## Exercise instructions
Word for word, the records below are to be set down again.

Entries from a dataset of interfaces
◇ ◇ ◇

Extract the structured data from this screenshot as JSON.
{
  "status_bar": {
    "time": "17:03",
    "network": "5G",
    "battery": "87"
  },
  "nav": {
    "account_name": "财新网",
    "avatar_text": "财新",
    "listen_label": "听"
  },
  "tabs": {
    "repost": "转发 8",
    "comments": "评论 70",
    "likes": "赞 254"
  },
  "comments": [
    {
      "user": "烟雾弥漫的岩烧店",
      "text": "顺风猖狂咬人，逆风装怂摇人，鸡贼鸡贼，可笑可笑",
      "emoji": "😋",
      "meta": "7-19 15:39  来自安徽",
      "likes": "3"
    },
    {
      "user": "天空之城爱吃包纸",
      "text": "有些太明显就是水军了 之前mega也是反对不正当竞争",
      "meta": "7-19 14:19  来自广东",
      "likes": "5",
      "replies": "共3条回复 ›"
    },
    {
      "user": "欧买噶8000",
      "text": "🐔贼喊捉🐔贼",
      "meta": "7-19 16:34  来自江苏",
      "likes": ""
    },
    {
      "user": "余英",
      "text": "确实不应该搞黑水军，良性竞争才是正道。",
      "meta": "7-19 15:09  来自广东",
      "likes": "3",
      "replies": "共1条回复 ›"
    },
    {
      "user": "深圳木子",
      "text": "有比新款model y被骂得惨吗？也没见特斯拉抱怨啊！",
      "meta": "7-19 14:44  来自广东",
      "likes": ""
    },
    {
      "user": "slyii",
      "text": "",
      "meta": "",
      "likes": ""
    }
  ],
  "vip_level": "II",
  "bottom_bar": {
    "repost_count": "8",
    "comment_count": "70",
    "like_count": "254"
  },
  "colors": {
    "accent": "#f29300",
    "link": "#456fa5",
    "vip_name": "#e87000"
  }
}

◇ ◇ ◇

## Task output
Extract the structured data from this screenshot as JSON.
{
  "status_bar": {
    "time": "17:03",
    "network": "5G",
    "battery": "87"
  },
  "nav": {
    "account_name": "财新网",
    "avatar_text": "财新",
    "listen_label": "听"
  },
  "tabs": {
    "repost": "转发 8",
    "comments": "评论 70",
    "likes": "赞 254"
  },
  "comments": [
    {
      "user": "烟雾弥漫的岩烧店",
      "text": "顺风猖狂咬人，逆风装怂摇人，鸡贼鸡贼，可笑可笑",
      "emoji": "😋",
      "meta": "7-19 15:39  来自安徽",
      "likes": "3"
    },
    {
      "user": "天空之城爱吃包纸",
      "text": "有些太明显就是水军了 之前mega也是反对不正当竞争",
      "meta": "7-19 14:19  来自广东",
      "likes": "5",
      "replies": "共3条回复 ›"
    },
    {
      "user": "欧买噶8000",
      "text": "🐔贼喊捉🐔贼",
      "meta": "7-19 16:34  来自江苏",
      "likes": ""
    },
    {
      "user": "余英",
      "text": "确实不应该搞黑水军，良性竞争才是正道。",
      "meta": "7-19 15:09  来自广东",
      "likes": "3",
      "replies": "共1条回复 ›"
    },
    {
      "user": "深圳木子",
      "text": "有比新款model y被骂得惨吗？也没见特斯拉抱怨啊！",
      "meta": "7-19 14:44  来自广东",
      "likes": ""
    },
    {
      "user": "slyii",
      "text": "",
      "meta": "",
      "likes": ""
    }
  ],
  "vip_level": "II",
  "bottom_bar": {
    "repost_count": "8",
    "comment_count": "70",
    "like_count": "254"
  },
  "colors": {
    "accent": "#f29300",
    "link": "#456fa5",
    "vip_name": "#e87000"
  }
}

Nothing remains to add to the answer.